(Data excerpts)
********
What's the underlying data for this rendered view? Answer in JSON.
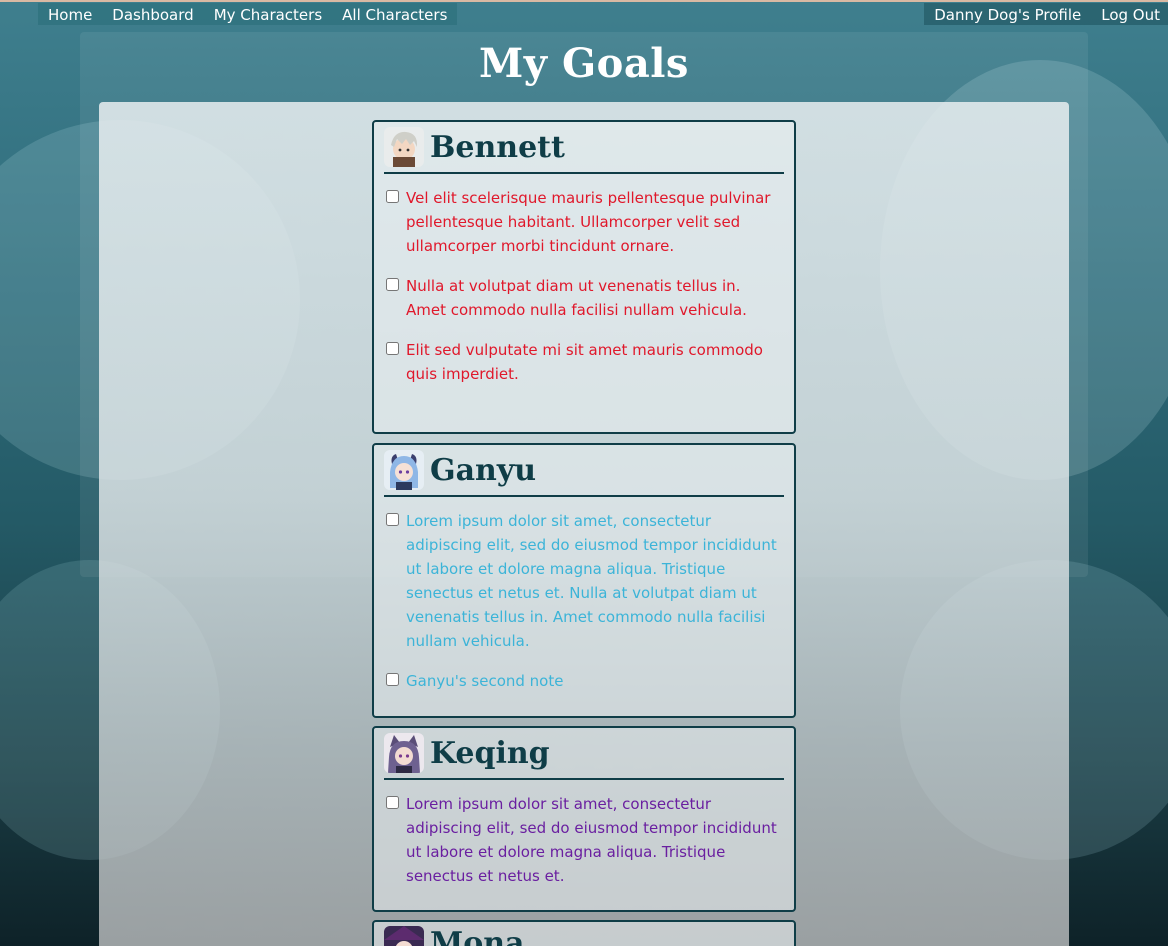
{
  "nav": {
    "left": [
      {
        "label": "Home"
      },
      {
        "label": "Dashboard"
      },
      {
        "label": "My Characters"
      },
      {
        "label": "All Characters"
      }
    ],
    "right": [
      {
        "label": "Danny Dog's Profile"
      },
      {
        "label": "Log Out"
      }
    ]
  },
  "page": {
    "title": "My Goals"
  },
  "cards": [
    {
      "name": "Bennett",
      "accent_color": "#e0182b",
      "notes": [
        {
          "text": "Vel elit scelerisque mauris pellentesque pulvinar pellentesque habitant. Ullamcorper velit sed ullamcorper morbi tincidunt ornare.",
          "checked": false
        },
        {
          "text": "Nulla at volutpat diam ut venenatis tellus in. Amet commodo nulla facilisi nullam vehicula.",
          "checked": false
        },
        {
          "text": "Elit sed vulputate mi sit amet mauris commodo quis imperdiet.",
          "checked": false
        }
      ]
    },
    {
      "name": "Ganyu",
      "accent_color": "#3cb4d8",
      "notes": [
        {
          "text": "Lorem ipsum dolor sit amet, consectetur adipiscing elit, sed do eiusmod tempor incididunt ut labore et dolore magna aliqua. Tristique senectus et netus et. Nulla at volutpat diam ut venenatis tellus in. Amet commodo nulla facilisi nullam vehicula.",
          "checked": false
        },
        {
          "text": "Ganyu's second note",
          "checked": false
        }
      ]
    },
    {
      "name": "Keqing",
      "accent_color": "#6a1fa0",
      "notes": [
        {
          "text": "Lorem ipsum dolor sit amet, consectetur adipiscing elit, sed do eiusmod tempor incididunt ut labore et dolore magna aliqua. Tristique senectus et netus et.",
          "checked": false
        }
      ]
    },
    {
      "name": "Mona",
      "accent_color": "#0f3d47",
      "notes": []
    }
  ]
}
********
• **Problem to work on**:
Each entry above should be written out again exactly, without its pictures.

• **Solution to this problem**:
What's the underlying data for this rendered view? Answer in JSON.
{
  "nav": {
    "left": [
      {
        "label": "Home"
      },
      {
        "label": "Dashboard"
      },
      {
        "label": "My Characters"
      },
      {
        "label": "All Characters"
      }
    ],
    "right": [
      {
        "label": "Danny Dog's Profile"
      },
      {
        "label": "Log Out"
      }
    ]
  },
  "page": {
    "title": "My Goals"
  },
  "cards": [
    {
      "name": "Bennett",
      "accent_color": "#e0182b",
      "notes": [
        {
          "text": "Vel elit scelerisque mauris pellentesque pulvinar pellentesque habitant. Ullamcorper velit sed ullamcorper morbi tincidunt ornare.",
          "checked": false
        },
        {
          "text": "Nulla at volutpat diam ut venenatis tellus in. Amet commodo nulla facilisi nullam vehicula.",
          "checked": false
        },
        {
          "text": "Elit sed vulputate mi sit amet mauris commodo quis imperdiet.",
          "checked": false
        }
      ]
    },
    {
      "name": "Ganyu",
      "accent_color": "#3cb4d8",
      "notes": [
        {
          "text": "Lorem ipsum dolor sit amet, consectetur adipiscing elit, sed do eiusmod tempor incididunt ut labore et dolore magna aliqua. Tristique senectus et netus et. Nulla at volutpat diam ut venenatis tellus in. Amet commodo nulla facilisi nullam vehicula.",
          "checked": false
        },
        {
          "text": "Ganyu's second note",
          "checked": false
        }
      ]
    },
    {
      "name": "Keqing",
      "accent_color": "#6a1fa0",
      "notes": [
        {
          "text": "Lorem ipsum dolor sit amet, consectetur adipiscing elit, sed do eiusmod tempor incididunt ut labore et dolore magna aliqua. Tristique senectus et netus et.",
          "checked": false
        }
      ]
    },
    {
      "name": "Mona",
      "accent_color": "#0f3d47",
      "notes": []
    }
  ]
}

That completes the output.